Conducting historical research in both the United States and in Central America, I found that there are some surprising similarities to the research process. For one thing, entering a new archive and introducing yourself to the archivist is somewhat terrifying, no matter the country or language! For any archival research, I found that it is best practice to contact the archivist at the desired location to plan one’s research trip (i.e. Dates, times, materials, questions). The primary difference in this initial phase was that I needed permission from my department of study (ISU) in order to gain access to the archives in Nicaragua. Additionally, at IHNCA I had to pay a one-time fee for entrance into the archives, whereas at SCUA, admission is free.

At both SCUA and IHNCA, I was met with friendly staff that helped me with my research project. Both places required me to sign in and read (SCUA) or listen (IHNCA) to the reading room rules. Personal items were kept at the front desk, either in a locker (SCUA) or cubby (IHNCA). Food and drink were not allowed near the documents, however, water was permitted in the reading room at IHNCA. I used the reading room computer to go online and find the materials I wanted an archivist to retrieve (both links can be found below). Each archive had me complete an “out slip” with my name, date, title, and call number for each individual item (the only difference being that I had to state my research topic each time for IHNCA, which I only had to do once for SCUA).

Front desk for IHNCA reading room. Photograph by Sydney Marshall.

Once the items were brought out to the reading room, I could look at one document at a time. Whereas SCUA brought out the document box containing the desired folder, IHNCA brought out the single folder for me to examine.

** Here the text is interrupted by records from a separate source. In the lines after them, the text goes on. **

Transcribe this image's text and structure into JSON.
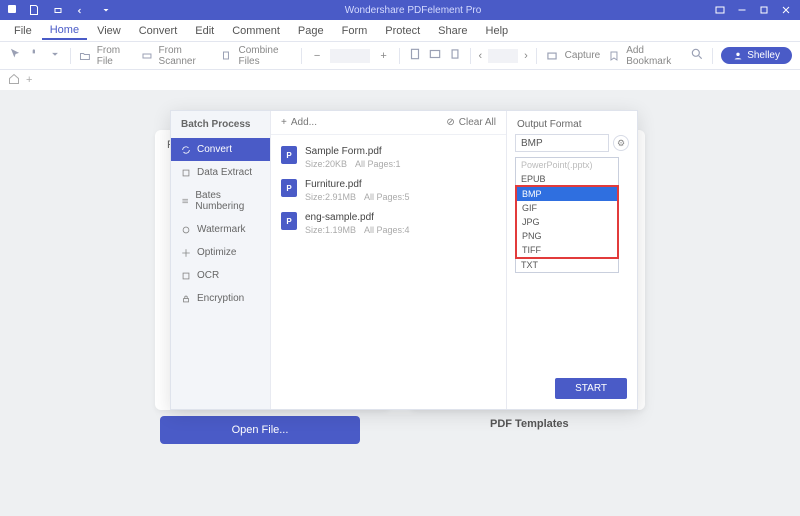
{
  "titlebar": {
    "title": "Wondershare PDFelement Pro"
  },
  "menus": [
    "File",
    "Home",
    "View",
    "Convert",
    "Edit",
    "Comment",
    "Page",
    "Form",
    "Protect",
    "Share",
    "Help"
  ],
  "active_menu": "Home",
  "toolbar": {
    "from_file": "From File",
    "from_scanner": "From Scanner",
    "combine": "Combine Files",
    "capture": "Capture",
    "bookmark": "Add Bookmark"
  },
  "user": "Shelley",
  "back": {
    "re": "Re",
    "open": "Open File...",
    "tpl": "PDF Templates"
  },
  "dialog": {
    "title": "Batch Process",
    "side": [
      "Convert",
      "Data Extract",
      "Bates Numbering",
      "Watermark",
      "Optimize",
      "OCR",
      "Encryption"
    ],
    "add": "Add...",
    "clear": "Clear All",
    "files": [
      {
        "name": "Sample Form.pdf",
        "size": "Size:20KB",
        "pages": "All Pages:1"
      },
      {
        "name": "Furniture.pdf",
        "size": "Size:2.91MB",
        "pages": "All Pages:5"
      },
      {
        "name": "eng-sample.pdf",
        "size": "Size:1.19MB",
        "pages": "All Pages:4"
      }
    ],
    "out_label": "Output Format",
    "selected": "BMP",
    "dd_top": [
      "PowerPoint(.pptx)",
      "EPUB"
    ],
    "dd_hl": [
      "BMP",
      "GIF",
      "JPG",
      "PNG",
      "TIFF"
    ],
    "dd_bot": [
      "TXT"
    ],
    "start": "START"
  }
}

At IHNCA, I was allowed to bring my own notebook and/or computer to take notes using pencil. At SCUA, I could only take notes using the archives paper and writing utensil. Laptops or other mobile devices are allowed. If I wanted to take a picture of a document, I needed to obtain permission from the archive. SCUA required me to read and fill out the camera use policy form. There is also a KIC scanner in the SCUA reading room that I can use to make copies. For a fee, IHNCA allowed pictures of books and journals to be taken on a specific day at a certain time.

My conclusion after researching in the two archives is that the process for examining historical documents was very similar: ask for the desired item, read the documents, and take notes on what is deemed important. Each archive had a rich collection of materials, from government documents to published books, photos to individual’s recollections.

IHNCA catalogue (in English): https://translate.googleusercontent.com/translate_c?depth=1&hl=en&prev=search&rurl=translate.google.com&sl=es&sp=nmt4&u=http://catalogo.ihnca.edu.ni/&usg=ALkJrhj1wpG4xeh-6qnZBrAXVxRsqhZcyw

SCUA home page: http://archives.lib.iastate.edu


#TBT Forty-year-old Fashions

In the 1977 Bomb there are local advertisements scattered throughout the yearbook. Here’s a fun advertisement from what I believe is a clothing store.

Here’s a page from our 1977 Bomb advertising women’s clothes from a store called Bobby Rogers.

 

Drop by and peruse our yearbooks! We’re open 9-5 Monday -Friday. Or, you can view The Bomb online. All of our yearbooks have been digitized and are available online at the following link: http://digitalcollections.lib.iastate.edu/bombs.